What is needed:
Whenever a line below mentions the word "true", that line should be copied.

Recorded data
=== Section Start ===

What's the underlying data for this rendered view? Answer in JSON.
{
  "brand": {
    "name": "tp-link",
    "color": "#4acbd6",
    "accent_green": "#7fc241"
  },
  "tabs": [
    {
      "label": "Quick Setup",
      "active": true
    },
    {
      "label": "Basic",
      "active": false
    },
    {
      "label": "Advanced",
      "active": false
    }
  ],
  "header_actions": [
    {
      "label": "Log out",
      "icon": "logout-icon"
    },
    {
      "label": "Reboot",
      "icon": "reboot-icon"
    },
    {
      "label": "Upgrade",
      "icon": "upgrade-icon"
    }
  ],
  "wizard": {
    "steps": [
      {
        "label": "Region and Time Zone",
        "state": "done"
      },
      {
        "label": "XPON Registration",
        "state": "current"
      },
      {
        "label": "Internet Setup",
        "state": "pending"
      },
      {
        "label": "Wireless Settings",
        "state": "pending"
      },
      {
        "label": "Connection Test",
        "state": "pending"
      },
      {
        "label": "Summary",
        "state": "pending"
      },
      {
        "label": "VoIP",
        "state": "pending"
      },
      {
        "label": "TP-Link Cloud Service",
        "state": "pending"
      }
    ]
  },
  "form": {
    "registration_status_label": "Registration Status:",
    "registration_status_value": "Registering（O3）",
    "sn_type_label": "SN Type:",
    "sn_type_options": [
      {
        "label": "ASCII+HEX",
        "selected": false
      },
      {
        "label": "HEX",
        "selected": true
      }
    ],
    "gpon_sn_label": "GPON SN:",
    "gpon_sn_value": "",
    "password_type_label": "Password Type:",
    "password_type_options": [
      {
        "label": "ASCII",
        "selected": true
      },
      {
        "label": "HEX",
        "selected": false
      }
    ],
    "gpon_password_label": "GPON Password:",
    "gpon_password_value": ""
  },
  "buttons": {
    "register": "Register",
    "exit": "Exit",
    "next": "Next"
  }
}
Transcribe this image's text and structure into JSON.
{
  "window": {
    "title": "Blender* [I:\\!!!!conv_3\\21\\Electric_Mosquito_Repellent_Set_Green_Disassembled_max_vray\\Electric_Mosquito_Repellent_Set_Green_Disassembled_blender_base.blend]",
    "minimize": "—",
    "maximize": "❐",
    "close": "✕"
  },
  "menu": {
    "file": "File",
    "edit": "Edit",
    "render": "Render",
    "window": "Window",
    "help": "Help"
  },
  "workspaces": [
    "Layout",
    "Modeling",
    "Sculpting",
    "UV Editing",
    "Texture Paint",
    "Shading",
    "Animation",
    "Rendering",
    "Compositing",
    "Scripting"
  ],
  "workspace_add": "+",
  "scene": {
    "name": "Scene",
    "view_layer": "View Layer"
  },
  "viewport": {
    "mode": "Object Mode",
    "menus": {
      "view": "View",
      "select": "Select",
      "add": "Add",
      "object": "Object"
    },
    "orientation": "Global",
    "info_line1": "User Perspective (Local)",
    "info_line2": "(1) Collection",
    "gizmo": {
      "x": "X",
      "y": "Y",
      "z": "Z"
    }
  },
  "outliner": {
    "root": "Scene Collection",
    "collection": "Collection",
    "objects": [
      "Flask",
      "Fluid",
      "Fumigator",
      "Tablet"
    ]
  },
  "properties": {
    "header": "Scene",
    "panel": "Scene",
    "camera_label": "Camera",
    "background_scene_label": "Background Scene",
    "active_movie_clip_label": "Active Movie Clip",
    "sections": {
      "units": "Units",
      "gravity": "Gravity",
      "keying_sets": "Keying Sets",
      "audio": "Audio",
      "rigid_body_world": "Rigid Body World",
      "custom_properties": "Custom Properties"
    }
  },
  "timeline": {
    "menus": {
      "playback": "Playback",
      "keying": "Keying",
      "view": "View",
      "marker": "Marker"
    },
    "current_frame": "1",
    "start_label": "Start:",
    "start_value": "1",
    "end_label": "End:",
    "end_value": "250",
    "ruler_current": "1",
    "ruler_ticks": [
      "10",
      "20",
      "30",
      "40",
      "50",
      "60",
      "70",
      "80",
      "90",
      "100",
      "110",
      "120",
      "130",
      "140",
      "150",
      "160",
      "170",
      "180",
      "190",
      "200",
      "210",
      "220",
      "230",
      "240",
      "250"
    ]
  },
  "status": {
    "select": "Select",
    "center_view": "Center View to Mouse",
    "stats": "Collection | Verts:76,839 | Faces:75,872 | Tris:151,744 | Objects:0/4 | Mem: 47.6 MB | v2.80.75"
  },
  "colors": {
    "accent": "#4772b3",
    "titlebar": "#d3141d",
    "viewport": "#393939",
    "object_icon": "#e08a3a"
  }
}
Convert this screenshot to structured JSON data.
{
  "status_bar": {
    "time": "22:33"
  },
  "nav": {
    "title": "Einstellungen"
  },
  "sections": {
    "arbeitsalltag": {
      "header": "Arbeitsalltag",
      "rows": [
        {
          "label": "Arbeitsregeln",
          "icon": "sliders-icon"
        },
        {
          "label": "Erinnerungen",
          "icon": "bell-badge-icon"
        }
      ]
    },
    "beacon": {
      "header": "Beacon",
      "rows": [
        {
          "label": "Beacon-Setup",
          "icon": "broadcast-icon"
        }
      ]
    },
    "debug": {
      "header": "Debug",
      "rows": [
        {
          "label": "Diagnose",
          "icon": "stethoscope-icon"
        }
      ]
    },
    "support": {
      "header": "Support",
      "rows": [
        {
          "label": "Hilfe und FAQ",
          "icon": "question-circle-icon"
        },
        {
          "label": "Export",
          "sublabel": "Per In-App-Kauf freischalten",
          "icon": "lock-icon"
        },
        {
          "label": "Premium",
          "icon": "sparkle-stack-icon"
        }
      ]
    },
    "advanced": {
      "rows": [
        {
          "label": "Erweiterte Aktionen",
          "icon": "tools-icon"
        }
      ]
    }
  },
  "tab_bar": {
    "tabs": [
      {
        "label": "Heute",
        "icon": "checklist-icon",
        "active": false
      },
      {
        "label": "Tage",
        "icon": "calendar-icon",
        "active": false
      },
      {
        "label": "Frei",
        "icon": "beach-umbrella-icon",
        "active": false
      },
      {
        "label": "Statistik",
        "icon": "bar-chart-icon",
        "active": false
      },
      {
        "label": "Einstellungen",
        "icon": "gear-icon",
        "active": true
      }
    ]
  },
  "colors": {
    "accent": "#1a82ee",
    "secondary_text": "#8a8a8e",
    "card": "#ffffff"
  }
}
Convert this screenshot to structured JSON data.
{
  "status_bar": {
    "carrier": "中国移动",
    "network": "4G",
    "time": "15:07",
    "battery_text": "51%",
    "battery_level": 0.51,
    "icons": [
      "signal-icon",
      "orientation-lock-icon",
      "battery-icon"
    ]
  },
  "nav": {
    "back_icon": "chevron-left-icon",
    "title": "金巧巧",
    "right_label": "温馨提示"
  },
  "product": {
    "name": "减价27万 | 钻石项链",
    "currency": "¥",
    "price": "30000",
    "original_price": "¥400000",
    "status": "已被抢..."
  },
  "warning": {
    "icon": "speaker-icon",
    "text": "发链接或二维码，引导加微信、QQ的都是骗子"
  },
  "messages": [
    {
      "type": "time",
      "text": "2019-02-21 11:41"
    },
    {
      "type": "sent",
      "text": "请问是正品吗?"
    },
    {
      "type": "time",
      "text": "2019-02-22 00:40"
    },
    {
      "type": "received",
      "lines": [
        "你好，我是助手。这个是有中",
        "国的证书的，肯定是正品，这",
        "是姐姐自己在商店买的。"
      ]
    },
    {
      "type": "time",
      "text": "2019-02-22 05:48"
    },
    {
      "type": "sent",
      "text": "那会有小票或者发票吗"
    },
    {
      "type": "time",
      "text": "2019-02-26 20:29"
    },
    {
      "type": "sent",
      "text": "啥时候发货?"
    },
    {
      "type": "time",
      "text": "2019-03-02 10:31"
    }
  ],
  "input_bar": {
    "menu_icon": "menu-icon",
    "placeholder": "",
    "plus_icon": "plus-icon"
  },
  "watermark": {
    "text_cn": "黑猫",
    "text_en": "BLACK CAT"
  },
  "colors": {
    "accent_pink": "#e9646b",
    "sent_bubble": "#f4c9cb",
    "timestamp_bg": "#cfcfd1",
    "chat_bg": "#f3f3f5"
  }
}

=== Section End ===

The completed task:
      "active": true
        "selected": true
        "selected": true
        "active": true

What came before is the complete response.